  • Someone who understands your role. Being a pastor is different than being a doctor or a landscaper. The person who holds you accountable has to know this. They have to understand the spiritual and emotional side of ministry. All work is hard work. Ministry work is just different hard work. Not harder, just different. The person who holds you accountable has to understand this. Sometimes, it takes a pastor educating someone because not everyone understands.
  • Someone who loves you. They must love you as a person and want what is best for you. This doesn’t mean telling you what you want to hear, but it does mean wanting to see you succeed and become the person God created you to be. Loving you means saying hard things to you sometimes.
  • Someone who isn’t begging for it. If they want this role in your life, it is usually not a good idea. When people want to get close to a pastor or his wife, there is usually an agenda you want to avoid at all costs. Not always, but usually.
  • Someone who is a big fan of yours, but not too big. They must cheer for you, but can’t be over the top.
  • Someone who might not attend your church. They might be outside of your church. At the very least, you should have another pastor you can vent to and get advice about things you can’t get from someone who attends your church.

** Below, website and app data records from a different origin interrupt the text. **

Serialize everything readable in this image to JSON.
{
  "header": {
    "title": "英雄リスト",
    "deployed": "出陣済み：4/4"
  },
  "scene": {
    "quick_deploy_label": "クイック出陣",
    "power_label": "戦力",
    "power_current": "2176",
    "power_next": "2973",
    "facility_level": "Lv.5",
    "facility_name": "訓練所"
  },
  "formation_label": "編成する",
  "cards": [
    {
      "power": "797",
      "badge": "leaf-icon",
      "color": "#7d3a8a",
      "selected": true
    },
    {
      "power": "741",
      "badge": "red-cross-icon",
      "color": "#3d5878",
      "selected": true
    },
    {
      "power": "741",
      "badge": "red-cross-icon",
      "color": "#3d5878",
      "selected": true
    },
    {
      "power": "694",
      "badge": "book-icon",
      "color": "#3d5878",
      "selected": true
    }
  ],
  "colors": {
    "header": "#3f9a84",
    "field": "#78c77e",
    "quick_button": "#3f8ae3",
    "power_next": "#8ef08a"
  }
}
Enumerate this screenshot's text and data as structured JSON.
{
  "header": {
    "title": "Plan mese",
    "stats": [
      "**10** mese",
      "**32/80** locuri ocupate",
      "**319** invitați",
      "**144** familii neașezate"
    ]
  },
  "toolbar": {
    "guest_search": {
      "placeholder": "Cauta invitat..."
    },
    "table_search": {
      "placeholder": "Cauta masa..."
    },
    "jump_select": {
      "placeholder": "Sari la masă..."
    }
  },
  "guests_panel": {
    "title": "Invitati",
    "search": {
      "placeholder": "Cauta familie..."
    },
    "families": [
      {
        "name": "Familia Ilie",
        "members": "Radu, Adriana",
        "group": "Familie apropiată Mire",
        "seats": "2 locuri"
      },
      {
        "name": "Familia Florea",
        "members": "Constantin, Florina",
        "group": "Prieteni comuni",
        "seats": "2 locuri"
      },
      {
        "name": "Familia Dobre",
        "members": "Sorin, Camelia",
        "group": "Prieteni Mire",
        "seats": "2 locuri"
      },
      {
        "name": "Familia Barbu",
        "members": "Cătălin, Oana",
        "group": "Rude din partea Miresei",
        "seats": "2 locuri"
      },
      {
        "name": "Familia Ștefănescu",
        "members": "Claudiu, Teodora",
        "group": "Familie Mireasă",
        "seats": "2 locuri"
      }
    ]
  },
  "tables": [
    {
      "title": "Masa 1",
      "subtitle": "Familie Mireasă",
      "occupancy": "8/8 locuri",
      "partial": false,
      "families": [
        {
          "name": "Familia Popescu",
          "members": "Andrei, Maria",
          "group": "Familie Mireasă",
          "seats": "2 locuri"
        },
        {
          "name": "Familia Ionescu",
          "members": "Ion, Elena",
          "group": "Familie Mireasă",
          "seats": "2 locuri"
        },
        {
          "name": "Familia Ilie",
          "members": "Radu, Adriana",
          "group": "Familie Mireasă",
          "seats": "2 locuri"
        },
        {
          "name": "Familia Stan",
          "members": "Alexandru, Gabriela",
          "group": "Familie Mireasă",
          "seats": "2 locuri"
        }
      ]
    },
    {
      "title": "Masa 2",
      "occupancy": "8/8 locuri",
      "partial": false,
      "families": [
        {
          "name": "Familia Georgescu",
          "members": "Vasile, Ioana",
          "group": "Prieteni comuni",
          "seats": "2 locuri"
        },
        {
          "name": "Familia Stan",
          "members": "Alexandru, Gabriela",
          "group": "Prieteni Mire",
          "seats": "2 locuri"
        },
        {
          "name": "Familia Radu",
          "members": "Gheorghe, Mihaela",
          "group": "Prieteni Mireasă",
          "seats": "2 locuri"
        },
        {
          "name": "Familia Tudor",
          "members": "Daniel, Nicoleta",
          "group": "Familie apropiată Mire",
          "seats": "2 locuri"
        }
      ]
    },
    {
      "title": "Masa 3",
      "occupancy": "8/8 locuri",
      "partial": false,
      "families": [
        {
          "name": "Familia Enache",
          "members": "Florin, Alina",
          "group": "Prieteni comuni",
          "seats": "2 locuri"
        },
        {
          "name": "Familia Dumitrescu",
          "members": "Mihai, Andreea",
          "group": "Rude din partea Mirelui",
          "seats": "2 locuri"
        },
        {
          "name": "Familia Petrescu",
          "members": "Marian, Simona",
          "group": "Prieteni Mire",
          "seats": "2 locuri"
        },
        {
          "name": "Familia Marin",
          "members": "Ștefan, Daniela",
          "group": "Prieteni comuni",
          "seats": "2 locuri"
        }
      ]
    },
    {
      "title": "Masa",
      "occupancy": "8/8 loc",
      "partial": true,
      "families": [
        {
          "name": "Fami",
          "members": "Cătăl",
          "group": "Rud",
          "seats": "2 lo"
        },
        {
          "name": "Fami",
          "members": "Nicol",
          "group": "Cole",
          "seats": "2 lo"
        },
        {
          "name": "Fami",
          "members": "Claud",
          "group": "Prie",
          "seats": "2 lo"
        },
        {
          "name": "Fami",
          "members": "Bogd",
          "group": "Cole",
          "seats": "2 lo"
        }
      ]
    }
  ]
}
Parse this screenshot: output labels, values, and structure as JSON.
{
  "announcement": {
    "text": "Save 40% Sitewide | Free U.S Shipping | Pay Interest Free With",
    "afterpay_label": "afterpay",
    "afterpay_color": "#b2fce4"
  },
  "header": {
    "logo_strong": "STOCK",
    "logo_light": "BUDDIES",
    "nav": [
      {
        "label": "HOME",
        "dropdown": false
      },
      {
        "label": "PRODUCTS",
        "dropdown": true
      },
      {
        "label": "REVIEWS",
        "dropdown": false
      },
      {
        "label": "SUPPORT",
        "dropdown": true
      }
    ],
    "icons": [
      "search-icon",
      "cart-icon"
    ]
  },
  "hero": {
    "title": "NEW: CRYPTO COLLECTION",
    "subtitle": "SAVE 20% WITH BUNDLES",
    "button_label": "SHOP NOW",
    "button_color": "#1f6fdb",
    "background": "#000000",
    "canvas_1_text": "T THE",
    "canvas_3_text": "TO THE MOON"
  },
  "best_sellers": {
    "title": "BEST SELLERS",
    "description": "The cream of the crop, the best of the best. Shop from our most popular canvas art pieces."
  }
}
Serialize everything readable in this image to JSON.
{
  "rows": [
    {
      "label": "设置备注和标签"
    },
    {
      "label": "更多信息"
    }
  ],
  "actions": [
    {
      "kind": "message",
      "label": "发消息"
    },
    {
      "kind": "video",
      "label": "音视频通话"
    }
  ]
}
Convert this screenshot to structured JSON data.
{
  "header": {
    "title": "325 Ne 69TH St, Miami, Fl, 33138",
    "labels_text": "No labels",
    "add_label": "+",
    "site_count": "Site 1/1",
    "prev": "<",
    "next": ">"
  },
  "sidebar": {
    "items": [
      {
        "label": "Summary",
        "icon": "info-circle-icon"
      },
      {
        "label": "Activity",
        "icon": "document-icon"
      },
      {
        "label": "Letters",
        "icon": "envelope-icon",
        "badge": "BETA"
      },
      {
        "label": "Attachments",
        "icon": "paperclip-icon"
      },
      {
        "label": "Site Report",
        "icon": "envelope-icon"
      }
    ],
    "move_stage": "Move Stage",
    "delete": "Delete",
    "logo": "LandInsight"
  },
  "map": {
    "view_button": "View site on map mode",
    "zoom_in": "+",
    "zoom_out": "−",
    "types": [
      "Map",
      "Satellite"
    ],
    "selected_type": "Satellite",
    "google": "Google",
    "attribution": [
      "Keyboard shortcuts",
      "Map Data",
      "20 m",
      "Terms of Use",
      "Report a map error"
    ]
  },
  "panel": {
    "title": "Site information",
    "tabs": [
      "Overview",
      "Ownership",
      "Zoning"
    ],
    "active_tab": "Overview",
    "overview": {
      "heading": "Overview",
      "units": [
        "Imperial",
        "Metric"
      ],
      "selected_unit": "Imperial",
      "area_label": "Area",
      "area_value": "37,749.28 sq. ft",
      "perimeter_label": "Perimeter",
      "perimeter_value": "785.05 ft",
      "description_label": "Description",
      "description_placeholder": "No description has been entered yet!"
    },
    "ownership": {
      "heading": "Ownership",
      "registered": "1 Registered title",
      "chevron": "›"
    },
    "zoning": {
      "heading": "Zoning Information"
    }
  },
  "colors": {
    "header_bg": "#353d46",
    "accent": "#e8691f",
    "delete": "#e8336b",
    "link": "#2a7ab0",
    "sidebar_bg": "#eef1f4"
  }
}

  • Someone you are not married to. Your sole accountability partner should not be your wife. Period. You should be open and honest with your wife, keeping no secrets, but someone else should hold you accountable.

What would you add to the list for an accountability partner for a pastor or pastor’s wife?